(Supplied entries begins)
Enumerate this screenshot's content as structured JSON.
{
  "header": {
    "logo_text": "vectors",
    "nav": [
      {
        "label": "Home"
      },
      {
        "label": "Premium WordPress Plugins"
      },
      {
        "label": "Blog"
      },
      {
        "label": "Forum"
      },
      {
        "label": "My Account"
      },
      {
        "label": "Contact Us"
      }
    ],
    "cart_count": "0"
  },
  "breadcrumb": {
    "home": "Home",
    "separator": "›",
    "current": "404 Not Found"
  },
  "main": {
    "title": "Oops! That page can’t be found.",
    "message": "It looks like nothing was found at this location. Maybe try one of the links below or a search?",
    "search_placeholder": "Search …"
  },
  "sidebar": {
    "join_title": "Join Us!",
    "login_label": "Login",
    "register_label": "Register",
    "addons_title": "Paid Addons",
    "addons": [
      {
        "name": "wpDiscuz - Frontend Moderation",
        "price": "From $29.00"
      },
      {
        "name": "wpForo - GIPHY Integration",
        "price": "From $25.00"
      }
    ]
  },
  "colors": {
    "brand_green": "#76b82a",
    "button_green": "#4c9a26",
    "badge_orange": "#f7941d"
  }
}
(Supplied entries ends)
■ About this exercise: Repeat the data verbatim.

■ Response to the exercise:
Enumerate this screenshot's content as structured JSON.
{
  "header": {
    "logo_text": "vectors",
    "nav": [
      {
        "label": "Home"
      },
      {
        "label": "Premium WordPress Plugins"
      },
      {
        "label": "Blog"
      },
      {
        "label": "Forum"
      },
      {
        "label": "My Account"
      },
      {
        "label": "Contact Us"
      }
    ],
    "cart_count": "0"
  },
  "breadcrumb": {
    "home": "Home",
    "separator": "›",
    "current": "404 Not Found"
  },
  "main": {
    "title": "Oops! That page can’t be found.",
    "message": "It looks like nothing was found at this location. Maybe try one of the links below or a search?",
    "search_placeholder": "Search …"
  },
  "sidebar": {
    "join_title": "Join Us!",
    "login_label": "Login",
    "register_label": "Register",
    "addons_title": "Paid Addons",
    "addons": [
      {
        "name": "wpDiscuz - Frontend Moderation",
        "price": "From $29.00"
      },
      {
        "name": "wpForo - GIPHY Integration",
        "price": "From $25.00"
      }
    ]
  },
  "colors": {
    "brand_green": "#76b82a",
    "button_green": "#4c9a26",
    "badge_orange": "#f7941d"
  }
}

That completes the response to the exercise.